Thursday, February 16, 2006
So why mechanical watches?
After all, quartz watches are generally more accurate, have become dirt cheap - Walmart sells 'em for only a couple of bucks, hardly more than the batteries cost - and you can get them almost anywhere. Broken? Throw it away. Stop working right? Throw it away. Scratched up and battered? Throw it away.
Mechanical watches are something completely different.
There is no logical reason to buy a mechanical watch. There is nothing that a quartz can't do better.
But a quartz watch is like the Terminator: relentless, heartless, inexhaustible, and doesn't need people. Put in the right battery and it'll keep on ticking until doomsday.

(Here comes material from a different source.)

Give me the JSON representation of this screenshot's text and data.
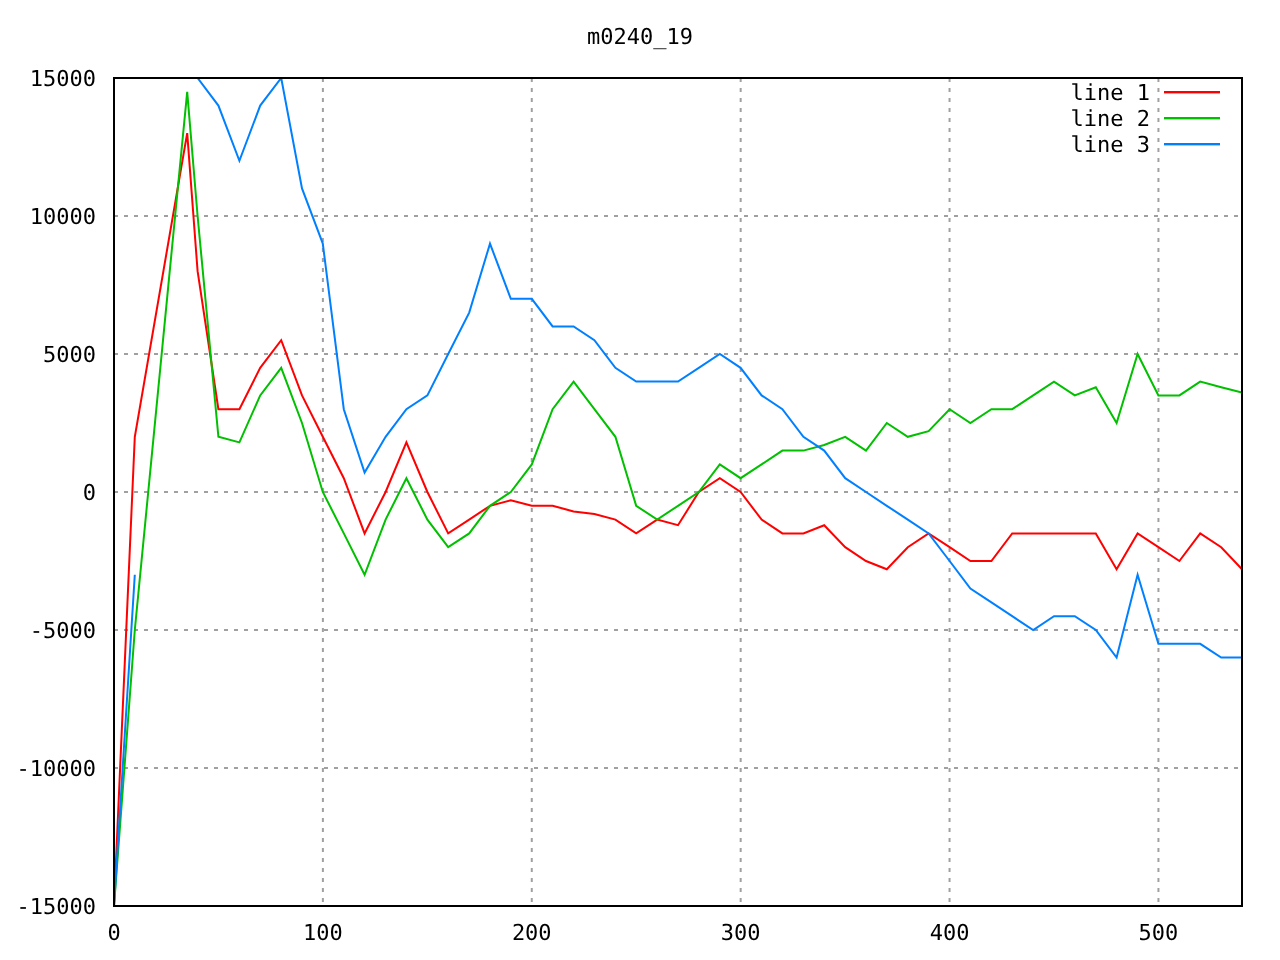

OK, let's hope you need a battery the size of the empire state building, but you get the idea.
A mechanical watch shouldn't be anthromorphised into some sort of living thing: it isn't.
But a mechanical watch needs people: it will stop working if the owner doesn't take care of it. Now. I'm a father, I know all about that sort of stuff.
But what makes a mechanical watch different from a quartz is that mechanical watches are perhaps the ultimate in mechanical engineering, with extremely high levels of precision and intricate design. The fundamentals of horology, the science of time keeping equipment, aren't all that difficult: you've got a power source that is released in a controlled manner, thus measuring time. In the basic watch, without any complications, there are no wasted parts, no unnecessary stuff going on: the mechanical watch is a highly evolved time-measuring device.
The key is in the details.
I'll be posting links here in the next couple of days regarding how watches really work.
So why a mechanical watch, once again?
While I said that a watch isn't a living thing, in some ways it's about as close as you are going to find for a purely mechanical device. The balance of a modern watch - and it took a long time to get to that - oscillates around a central point, almost absent-mindedly ticking the beats away as it swings first one way and then the other. This is the heart, so to speak, of the watch: if your balance isn't running smoothly, then everything else in the watch, even if perfectly ok, isn't going to help you keep time worth a darn.